James Madison Democratic-Republican Virginia 124,732 64.7% 122 George Clinton New York 113
John Langdon New Hampshire 9
Charles Cotesworth Pinckney Federalist South Carolina 62,431 32.4% 47 Rufus King New York 47
George Clinton Democratic-Republican New York 6 James Madison Virginia 3
James Monroe Virginia 3
James Monroe Democratic-Republican Virginia 4,848 2.5% 0 (none) (n/a) 0
(unpledged electors) (none) (n/a) 680 0.4% 0 (n/a) (n/a) 0
Total 192,691 100% 175 175
Needed to win 88 88

Source (Popular Vote): U.S. President National Vote. Our Campaigns. (February 10, 2006).
Source (Electoral Vote): "Electoral College Box Scores 1789–1996". National Archives and Records Administration. Retrieved July 30, 2005.<templatestyles src="Module:Citation/CS1/styles.css"></templatestyles>

(a) Only 10 of the 17 states chose electors by popular vote.
(b) Those states that did choose electors by popular vote had widely varying restrictions on suffrage via property requirements.
(c) One Elector from Kentucky did not vote.

Electoral college selection

Method of choosing Electors State(s)
Each Elector appointed by state legislature Connecticut
New York
South Carolina
Each Elector chosen by voters statewide New Hampshire
New Jersey
Rhode Island
State is divided into electoral districts, with one Elector chosen per district by the voters of that district Kentucky
North Carolina

See also


  1. Sabato, Larry; Ernst, Howard (January 1, 2009). Encyclopedia of American Political Parties and Elections.

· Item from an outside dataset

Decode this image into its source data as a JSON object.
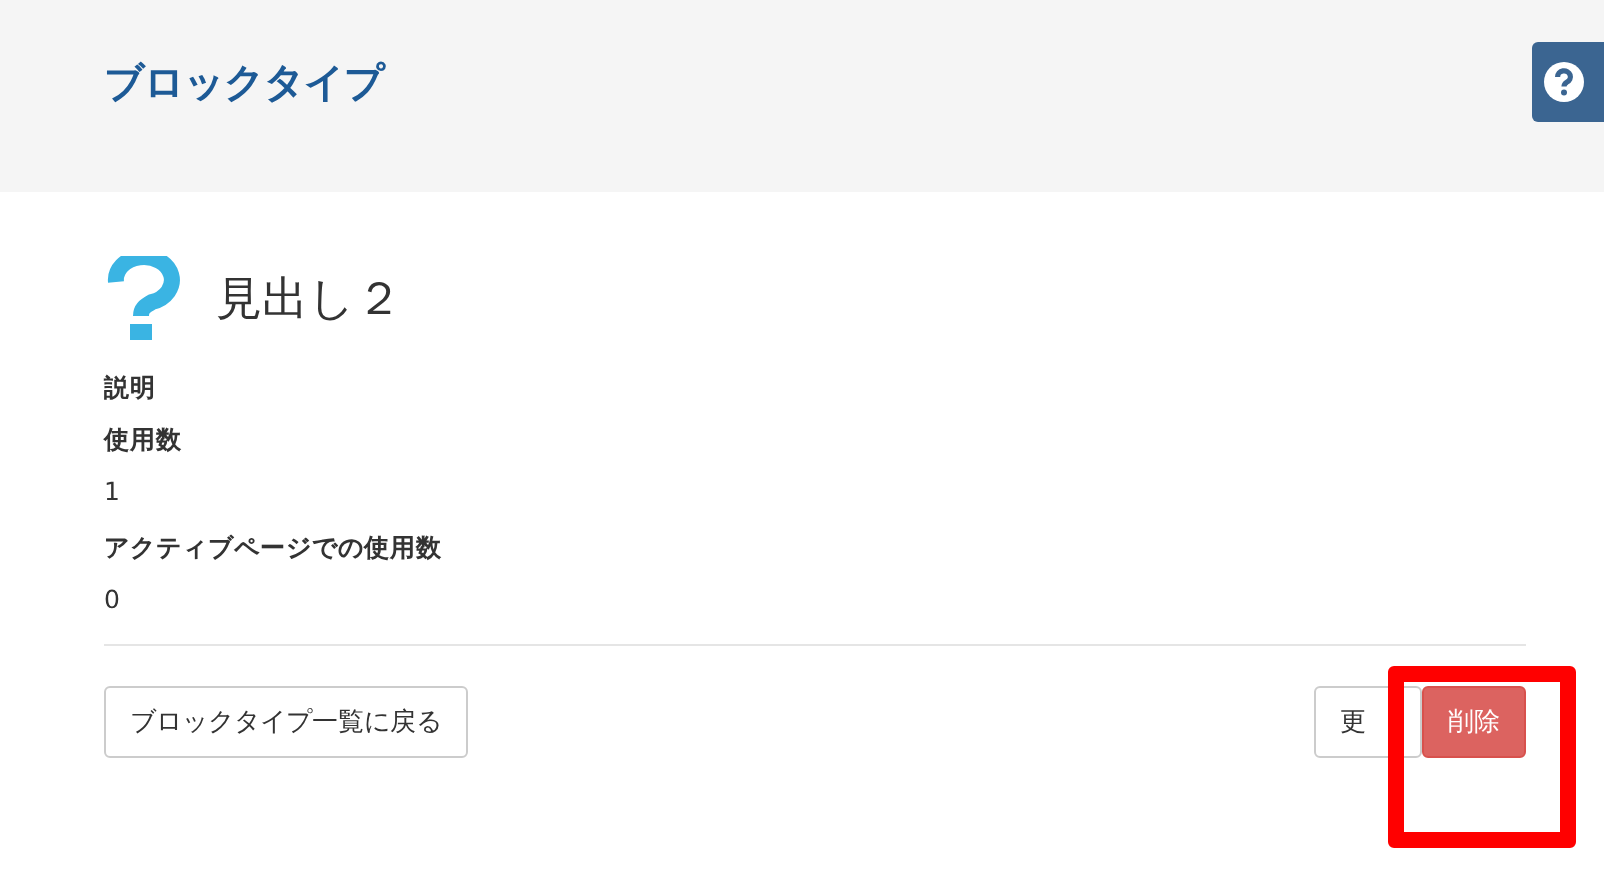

Infobase Publishing. pp. 302–304. |access-date= requires |url= (help)<templatestyles src="Module:Citation/CS1/styles.css"></templatestyles>
  2. 2.0 2.1 Ammon, Harry (1963). "James Monroe and the Election of 1808 in Virginia". The William and Mary Quarterly. 20 (1): 33–56. Retrieved October 12, 2015.<templatestyles src="Module:Citation/CS1/styles.css"></templatestyles>
  3. 3.0 3.1 Kaminski, John P. (1993). George Clinton: Yeoman Politician of the New Republic. Rowman & Littlefield. pp. 281–288. Retrieved October 12, 2015.<templatestyles src="Module:Citation/CS1/styles.css"></templatestyles>

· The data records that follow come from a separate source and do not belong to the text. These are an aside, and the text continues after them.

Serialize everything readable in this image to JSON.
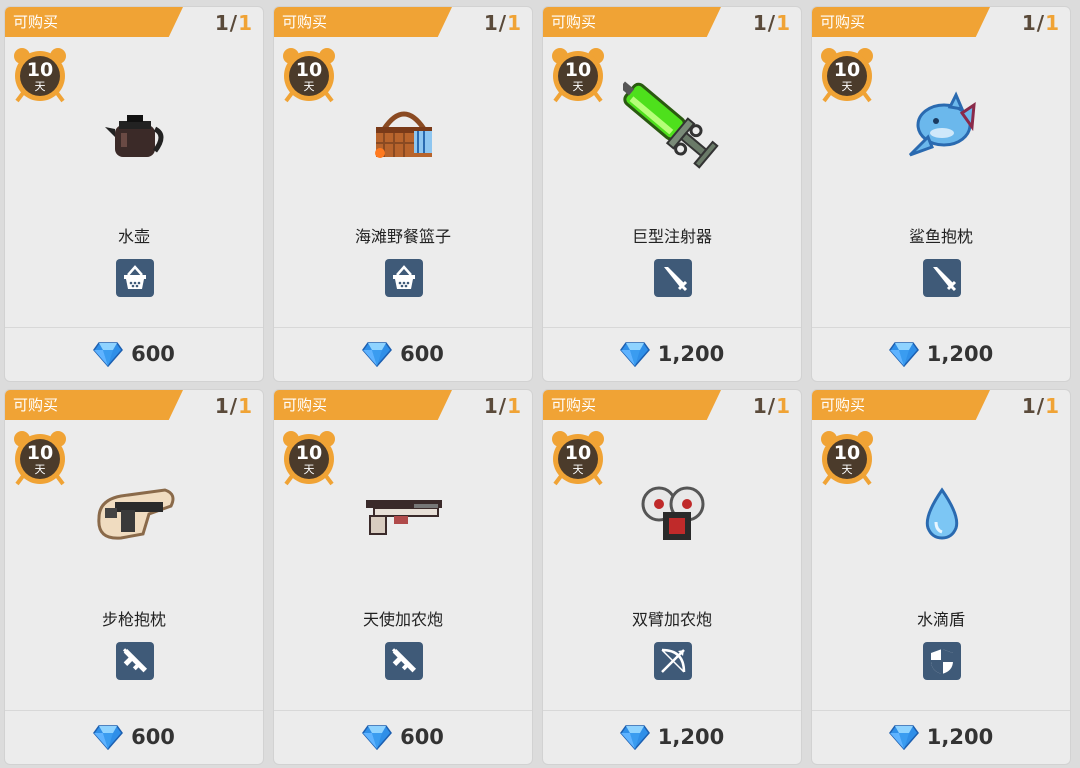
{
  "shop": {
    "items": [
      {
        "status": "可购买",
        "limit_used": "1",
        "limit_total": "1",
        "days": "10",
        "days_unit": "天",
        "name": "水壶",
        "type_icon": "basket-icon",
        "price": "600",
        "art": "kettle"
      },
      {
        "status": "可购买",
        "limit_used": "1",
        "limit_total": "1",
        "days": "10",
        "days_unit": "天",
        "name": "海滩野餐篮子",
        "type_icon": "basket-icon",
        "price": "600",
        "art": "picnic-basket"
      },
      {
        "status": "可购买",
        "limit_used": "1",
        "limit_total": "1",
        "days": "10",
        "days_unit": "天",
        "name": "巨型注射器",
        "type_icon": "sword-icon",
        "price": "1,200",
        "art": "syringe"
      },
      {
        "status": "可购买",
        "limit_used": "1",
        "limit_total": "1",
        "days": "10",
        "days_unit": "天",
        "name": "鲨鱼抱枕",
        "type_icon": "sword-icon",
        "price": "1,200",
        "art": "shark"
      },
      {
        "status": "可购买",
        "limit_used": "1",
        "limit_total": "1",
        "days": "10",
        "days_unit": "天",
        "name": "步枪抱枕",
        "type_icon": "gun-icon",
        "price": "600",
        "art": "rifle-pillow"
      },
      {
        "status": "可购买",
        "limit_used": "1",
        "limit_total": "1",
        "days": "10",
        "days_unit": "天",
        "name": "天使加农炮",
        "type_icon": "gun-icon",
        "price": "600",
        "art": "angel-cannon"
      },
      {
        "status": "可购买",
        "limit_used": "1",
        "limit_total": "1",
        "days": "10",
        "days_unit": "天",
        "name": "双臂加农炮",
        "type_icon": "bow-icon",
        "price": "1,200",
        "art": "arm-cannon"
      },
      {
        "status": "可购买",
        "limit_used": "1",
        "limit_total": "1",
        "days": "10",
        "days_unit": "天",
        "name": "水滴盾",
        "type_icon": "shield-icon",
        "price": "1,200",
        "art": "water-drop"
      }
    ]
  },
  "colors": {
    "ribbon": "#f0a335",
    "badge": "#3f5a78",
    "gem": "#2f8fe8"
  }
}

Further reading

  • Brant, Irving, "Election of 1808" in Arthur Meier Schlesinger and Fred L. Israel, eds. History of American presidential elections, 1789-1968: Volume 1 (1971) pp 185-249
  • Carson, David A. "Quiddism and the Reluctant Candidacy of James Monroe in the Election of 1808," Mid-America 1988 70(2): 79–89

External links